Outline of Matthew Indicates the Fulfillment of the Prophecies of Ezekiel
(Five Major Sections of Matthew, again, is the author of Matthew connecting his writings to the five books of the Torah?)
(Introduction: The Story of the Birth of Jesus — Chapters 1-2)
Section One — Chapters 1:1-7:28
Chapters 3-4 Temptation and beginning
Chapters 5-7 Sermon on the Mount (Jesus contrasted the laws given by Moses with the principles of Kingdom of God — two recurring phrases, “You have heard that it was said of old . . . but I say to you.”
Section Two — Chapters 8:1-11:1
Chapters 8-9 Series of Miracles
Chapter 10 Teaching to his disciples concerning missions and suffering
Section Three — Chapters 11:2-13:53
Chapters 11-12 Stories that emphasizes the differences between the ways of the kingdom and the ways of the world
Chapter 13 Parables on the nature of the kingdom
Section Four — Chapters 13:54-19:1
Chapters 14-17 Miracles, debates, and conflicts
Chapter 18 Words of counsel by Jesus to his disciples about the Christian life
Section Five — Chapters 19:2-26:1

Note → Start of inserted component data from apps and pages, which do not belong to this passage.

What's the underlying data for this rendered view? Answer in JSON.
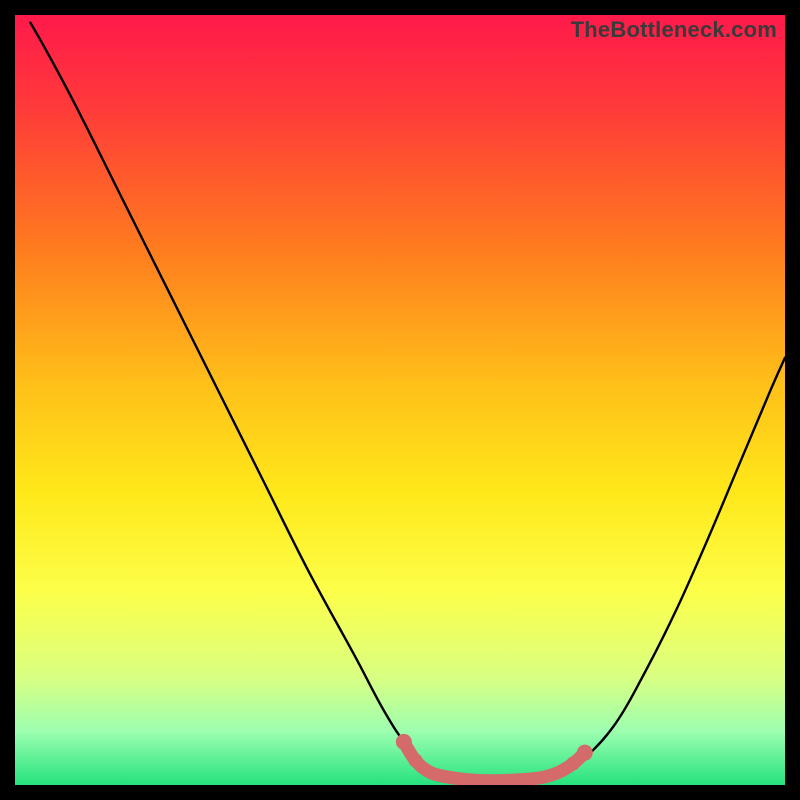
{
  "watermark": "TheBottleneck.com",
  "chart_data": {
    "type": "line",
    "title": "",
    "xlabel": "",
    "ylabel": "",
    "xlim": [
      0,
      100
    ],
    "ylim": [
      0,
      100
    ],
    "grid": false,
    "legend": false,
    "gradient_stops": [
      {
        "offset": 0.0,
        "color": "#ff1a4b"
      },
      {
        "offset": 0.12,
        "color": "#ff3a3a"
      },
      {
        "offset": 0.3,
        "color": "#ff7a1f"
      },
      {
        "offset": 0.48,
        "color": "#ffc019"
      },
      {
        "offset": 0.62,
        "color": "#ffe81a"
      },
      {
        "offset": 0.75,
        "color": "#fcff4a"
      },
      {
        "offset": 0.86,
        "color": "#d9ff82"
      },
      {
        "offset": 0.93,
        "color": "#9dffb0"
      },
      {
        "offset": 1.0,
        "color": "#25e27e"
      }
    ],
    "series": [
      {
        "name": "bottleneck-curve",
        "color": "#000000",
        "points": [
          {
            "x": 2.0,
            "y": 99.0
          },
          {
            "x": 4.0,
            "y": 95.5
          },
          {
            "x": 8.0,
            "y": 88.0
          },
          {
            "x": 14.0,
            "y": 76.0
          },
          {
            "x": 20.0,
            "y": 64.0
          },
          {
            "x": 26.0,
            "y": 52.0
          },
          {
            "x": 32.0,
            "y": 40.0
          },
          {
            "x": 38.0,
            "y": 28.0
          },
          {
            "x": 44.0,
            "y": 17.0
          },
          {
            "x": 48.0,
            "y": 9.5
          },
          {
            "x": 51.0,
            "y": 5.0
          },
          {
            "x": 54.0,
            "y": 2.2
          },
          {
            "x": 57.0,
            "y": 0.9
          },
          {
            "x": 60.0,
            "y": 0.5
          },
          {
            "x": 64.0,
            "y": 0.5
          },
          {
            "x": 68.0,
            "y": 0.8
          },
          {
            "x": 71.0,
            "y": 1.6
          },
          {
            "x": 74.0,
            "y": 3.5
          },
          {
            "x": 78.0,
            "y": 8.0
          },
          {
            "x": 82.0,
            "y": 15.0
          },
          {
            "x": 86.0,
            "y": 23.0
          },
          {
            "x": 90.0,
            "y": 32.0
          },
          {
            "x": 94.0,
            "y": 41.5
          },
          {
            "x": 98.0,
            "y": 51.0
          },
          {
            "x": 100.0,
            "y": 55.5
          }
        ]
      },
      {
        "name": "bottleneck-marker-band",
        "color": "#d46a6a",
        "style": "thick-dotted",
        "points": [
          {
            "x": 50.5,
            "y": 5.6
          },
          {
            "x": 52.0,
            "y": 3.2
          },
          {
            "x": 54.0,
            "y": 1.6
          },
          {
            "x": 57.0,
            "y": 0.9
          },
          {
            "x": 60.0,
            "y": 0.6
          },
          {
            "x": 64.0,
            "y": 0.6
          },
          {
            "x": 68.0,
            "y": 0.9
          },
          {
            "x": 70.5,
            "y": 1.6
          },
          {
            "x": 72.5,
            "y": 2.8
          },
          {
            "x": 74.0,
            "y": 4.2
          }
        ]
      }
    ]
  }
}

Chapters 19-22 Clashes between Jesus and religious leaders
Chapter 23 Denounces the scribes and the Pharisees
Chapter 24 Teaches about the end of the age

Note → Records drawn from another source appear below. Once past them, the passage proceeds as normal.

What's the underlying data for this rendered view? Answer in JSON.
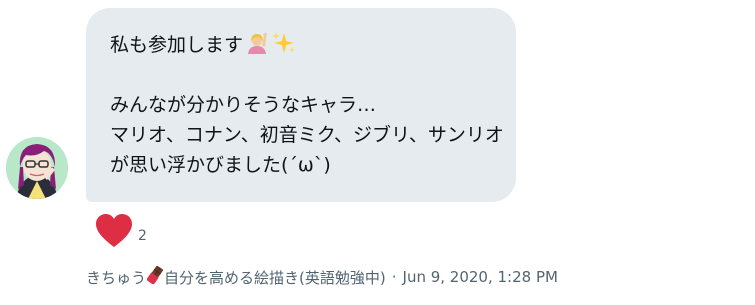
{
  "message": {
    "lines": [
      "私も参加します",
      "",
      "みんなが分かりそうなキャラ…",
      "マリオ、コナン、初音ミク、ジブリ、サンリオ",
      "が思い浮かびました(´ω`)"
    ],
    "emojis": [
      "raising-hand-emoji",
      "sparkles-emoji"
    ]
  },
  "reaction": {
    "icon": "heart-icon",
    "count": "2",
    "color": "#e0245e"
  },
  "meta": {
    "sender_prefix": "きちゅう",
    "sender_icon": "chocolate-bar-icon",
    "sender_suffix": "自分を高める絵描き(英語勉強中)",
    "separator": "·",
    "timestamp": "Jun 9, 2020, 1:28 PM"
  },
  "colors": {
    "bubble_bg": "#e6ebf0",
    "text": "#0f1419",
    "meta_text": "#536471"
  }
}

Chapter 25 Three parables on Judgment
(Conclusion: Betrayal, Arrest, Crucifixion, and Resurrection — Chapters 26-28)
Table of Contents for Ezekiel

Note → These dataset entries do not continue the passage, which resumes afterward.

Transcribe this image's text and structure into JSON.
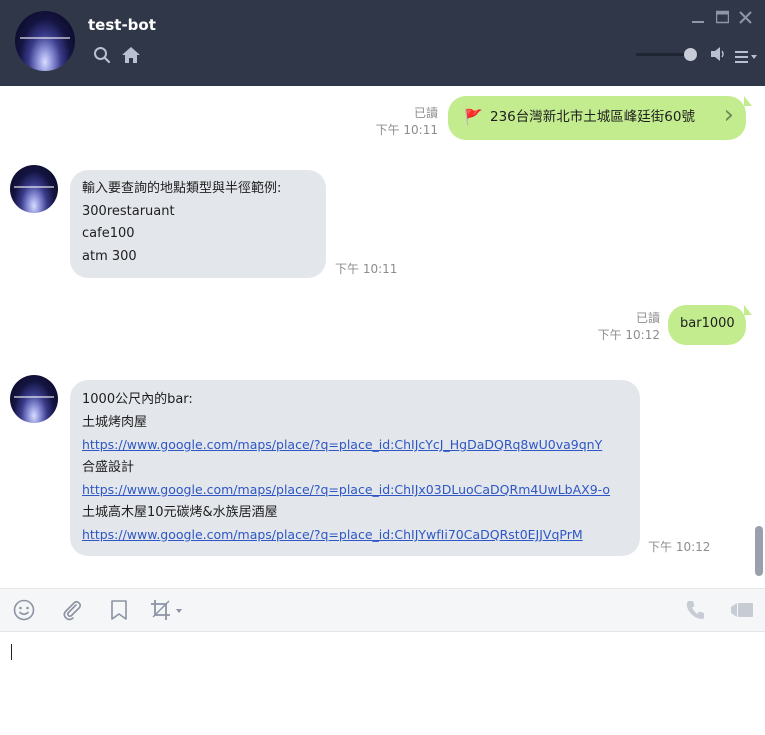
{
  "header": {
    "bot_name": "test-bot",
    "icons": [
      "search-icon",
      "home-icon",
      "minimize-icon",
      "maximize-icon",
      "close-icon",
      "volume-icon",
      "menu-icon"
    ]
  },
  "messages": {
    "m1": {
      "read": "已讀",
      "time": "下午 10:11",
      "flag": "🚩",
      "text": "236台灣新北市土城區峰廷街60號",
      "chevron": "›"
    },
    "m2": {
      "lines": [
        "輸入要查詢的地點類型與半徑範例:",
        "300restaruant",
        "cafe100",
        "atm 300"
      ],
      "time": "下午 10:11"
    },
    "m3": {
      "read": "已讀",
      "time": "下午 10:12",
      "text": "bar1000"
    },
    "m4": {
      "title": "1000公尺內的bar:",
      "places": [
        {
          "name": "土城烤肉屋",
          "url": "https://www.google.com/maps/place/?q=place_id:ChIJcYcJ_HgDaDQRq8wU0va9qnY"
        },
        {
          "name": "合盛設計",
          "url": "https://www.google.com/maps/place/?q=place_id:ChIJx03DLuoCaDQRm4UwLbAX9-o"
        },
        {
          "name": "土城高木屋10元碳烤&水族居酒屋",
          "url": "https://www.google.com/maps/place/?q=place_id:ChIJYwfIi70CaDQRst0EJJVqPrM"
        }
      ],
      "time": "下午 10:12"
    }
  },
  "toolbar": [
    "emoji-icon",
    "attach-icon",
    "bookmark-icon",
    "crop-icon",
    "phone-icon",
    "video-icon"
  ],
  "colors": {
    "header": "#2f3749",
    "outgoing": "#c3ec8f",
    "incoming": "#e3e6ea",
    "link": "#2e57c5"
  }
}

Ezekiel: Session 1 – (Chapters 1-3)
The Visions of God
Ezekiel: Session 2 – (Judeo-Christian Mind-Set)
The Wheel Within the Wheel
Ezekiel: Session 3 – (Chapters 4-7)
Prophecies of Judgment
Ezekiel: Session 4 – (Chapters 8-11)
Reasons for Judgment
Ezekiel: Session 5 – (Chapters 12-24)
Symbols & Messages of Judgment
Ezekiel: Session 6 – (Chapters 25-32)
Judgment on the Foes of Israel
Ezekiel: Session 7 – (Chapters 27-28)
Fall of the Prince of Tyrus
Ezekiel: Session 8 – (Old Testament)
Jewish Concept of Satan
Ezekiel: Session 9 – (The Book of Job)
The Nature of Evil
Ezekiel: Session 10 – (Chapters 33-34)
Resurrection of Israel
Ezekiel: Session 11 – (Chapters 35-36)
The Life of the New Israel
Ezekiel: Session 12 – (Chapters 40-43)
The Millennial Temple
Ezekiel: Session 13 – (Chapters 44-47)
The Purpose of the Millennial Temple
Ezekiel: Session 14 – (Chapter 48)
A New Name for the City of God
Ezekiel: Session 15 – (Matthew Chapters 1-28)
Matthew: The Fulfillment of Ezekiel’s Prophecies
If you desire the Ezekiel Bible study immediately downloaded to your computer (15 Recordings), click on the above “Choose an option” and choose “Instant Download.” Then, click “Add to Cart.”
Regular Mail CD's
If you desire the Ezekiel Bible study sent to your home by regular mail (15 CD’s), click on the above “Choose an option” and choose “Regular Mail CD’s.” Then, click “Add to Cart”